Turner was stunned by the election results. "My first thought was, 'I'll never get out of prison,'" she recalled. But after her initial panic, her faith buoyed her hopes and spirits. "I hope that I will be one of the people on President Obama's bucket list to grant a commutation to," she said.

"Nobody Incarcerated Has Anything Coming for the Next Four Years"

At the federal women's jail in Brooklyn, Michelle West didn't stay up for the election results. When she awoke at 5:30 the next morning, she saw that Trump had won. "I thought about a commercial that President Obama did in support of Hillary Clinton where he mentions mass incarceration being on the ballot if she was elected," she told Truthout. "My thoughts were: Mass incarceration is no longer on the ballot and nobody incarcerated has anything coming for the next four years."

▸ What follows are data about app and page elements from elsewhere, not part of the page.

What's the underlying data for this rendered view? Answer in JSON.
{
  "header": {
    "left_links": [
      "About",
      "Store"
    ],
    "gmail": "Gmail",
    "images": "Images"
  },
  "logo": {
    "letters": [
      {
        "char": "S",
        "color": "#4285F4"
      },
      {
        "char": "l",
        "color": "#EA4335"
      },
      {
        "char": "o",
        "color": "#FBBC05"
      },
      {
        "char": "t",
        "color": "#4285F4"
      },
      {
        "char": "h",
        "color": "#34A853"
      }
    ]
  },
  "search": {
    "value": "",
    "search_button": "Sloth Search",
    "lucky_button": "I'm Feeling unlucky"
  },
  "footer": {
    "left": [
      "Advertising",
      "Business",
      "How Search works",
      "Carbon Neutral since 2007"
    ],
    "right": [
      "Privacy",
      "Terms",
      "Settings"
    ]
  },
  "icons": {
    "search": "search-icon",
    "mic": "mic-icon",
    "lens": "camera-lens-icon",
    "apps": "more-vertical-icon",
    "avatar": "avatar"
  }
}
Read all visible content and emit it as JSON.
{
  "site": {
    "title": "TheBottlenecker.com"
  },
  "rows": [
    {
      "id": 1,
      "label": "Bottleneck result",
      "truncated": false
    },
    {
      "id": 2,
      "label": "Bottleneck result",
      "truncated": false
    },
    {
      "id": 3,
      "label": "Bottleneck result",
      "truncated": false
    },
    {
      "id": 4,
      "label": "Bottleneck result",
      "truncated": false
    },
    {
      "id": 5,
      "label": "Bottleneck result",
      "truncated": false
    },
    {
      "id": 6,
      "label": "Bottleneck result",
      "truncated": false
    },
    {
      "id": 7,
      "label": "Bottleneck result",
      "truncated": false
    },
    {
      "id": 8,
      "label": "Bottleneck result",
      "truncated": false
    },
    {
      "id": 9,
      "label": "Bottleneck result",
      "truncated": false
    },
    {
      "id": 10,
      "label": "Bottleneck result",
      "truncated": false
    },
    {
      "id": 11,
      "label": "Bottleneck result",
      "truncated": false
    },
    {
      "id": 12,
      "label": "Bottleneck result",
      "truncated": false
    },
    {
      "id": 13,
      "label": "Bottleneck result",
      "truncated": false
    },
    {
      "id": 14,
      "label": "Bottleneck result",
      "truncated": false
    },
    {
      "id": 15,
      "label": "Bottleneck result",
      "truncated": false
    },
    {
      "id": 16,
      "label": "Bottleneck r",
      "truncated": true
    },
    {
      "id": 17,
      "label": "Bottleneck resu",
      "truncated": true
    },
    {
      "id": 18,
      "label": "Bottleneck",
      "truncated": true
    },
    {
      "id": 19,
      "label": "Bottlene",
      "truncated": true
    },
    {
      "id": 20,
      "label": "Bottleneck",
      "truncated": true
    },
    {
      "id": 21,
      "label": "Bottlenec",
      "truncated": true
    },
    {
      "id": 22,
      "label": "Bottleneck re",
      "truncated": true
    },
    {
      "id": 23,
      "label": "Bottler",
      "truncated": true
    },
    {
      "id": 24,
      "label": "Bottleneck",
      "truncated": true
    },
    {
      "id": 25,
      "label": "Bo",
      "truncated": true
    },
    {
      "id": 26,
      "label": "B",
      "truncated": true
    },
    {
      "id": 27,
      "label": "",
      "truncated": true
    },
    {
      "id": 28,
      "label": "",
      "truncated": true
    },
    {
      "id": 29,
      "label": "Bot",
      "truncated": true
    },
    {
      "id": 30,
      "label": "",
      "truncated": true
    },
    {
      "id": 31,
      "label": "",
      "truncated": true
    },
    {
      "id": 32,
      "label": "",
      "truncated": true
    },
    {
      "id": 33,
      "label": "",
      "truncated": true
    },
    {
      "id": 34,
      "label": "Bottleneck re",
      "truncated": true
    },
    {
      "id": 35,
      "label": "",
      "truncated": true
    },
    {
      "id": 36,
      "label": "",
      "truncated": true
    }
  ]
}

West is serving two life sentences for drug conspiracy and abetting a drug-related murder and an additional 50 years for making false statements to an FDIC-insured financial institution and money laundering. As reported previously, West has always insisted that she had nothing to do with the drug conspiracy or the murder; the man who committed the murder testified against her in exchange for full immunity.

Three days before Christmas, she was convicted. "A jury took only six hours to decide my fate, so they could go home and prepare to celebrate the holiday with their families," she told Truthout. For West, their decision meant her first Christmas away from her 10-year-old daughter Miquelle. "I kept thinking about my daughter spending her first Christmas without me because while I was in a place that felt like hell on earth, her happiness was all that really mattered to me. I sent her a Moschino jacket that I had [seen] while I was out for a Christmas gift. I was wondering if her face would light up when she opened her gift from me."

Miquelle, now a celebrity stylist, still remembers that long-ago Christmas eve. She recalls sitting on her cousin's top bunk and saying, "I don't want anything for Christmas. I just want my mom." Her cousin climbed up the bunkbed and wrapped her arms around Miquelle; the girls slept like that all night. But the next morning, her mother was still missing. "I wasn't interested in anything under that tree unless my mom was there to celebrate with me," she told Truthout. It's a sentiment she's carried through countless holidays.

With Obama nearing his last day in office, Miquelle feels the urgency more than ever. "I feel like even when I'm sleeping, I can hear the clock ticking," said Miquelle. She struggles not to lose hope, waking up every morning at four to pray, not only for her mother, but also for others waiting for presidential compassion. Miquelle is part of the National Council of Incarcerated and Formerly Incarcerated Women; many council members spent years imprisoned with her mother and remember Miquelle from the visiting room. She draws hope from their support as well. "Some of these people have never laid eyes on my mom, but they'll have on a #FreeMichelleWest shirt," she reflected. "These are complete strangers who are saying, 'We're going to fight for Michelle West.'"

West is not giving up either. "There are a lot of people out there physically standing in front of the White House holding candlelight vigils in support of my release and others'," she said. "My hope is alive and well. I will not give up hope that President Obama will grant me a second chance."

Copyright, Truthout. May not be reprinted without permission.

Victoria Law

Victoria Law is a freelance journalist who focuses on the intersections of incarceration, gender and resistance. Her first book, Resistance Behind Bars: The Struggles of Incarcerated Women, examines organizing in women's jails and prisons across the country. She writes regularly for Truthout and is a contributor to the anthology Who Do You Serve, Who Do You Protect? Her next book, co-written with Maya Schenwar, critically examines proposed "alternatives" to incarceration and explores creative and far-reaching solutions to truly end mass incarceration. She is also the proud parent of a New York City high school student. Find more of her work at victorialaw.net.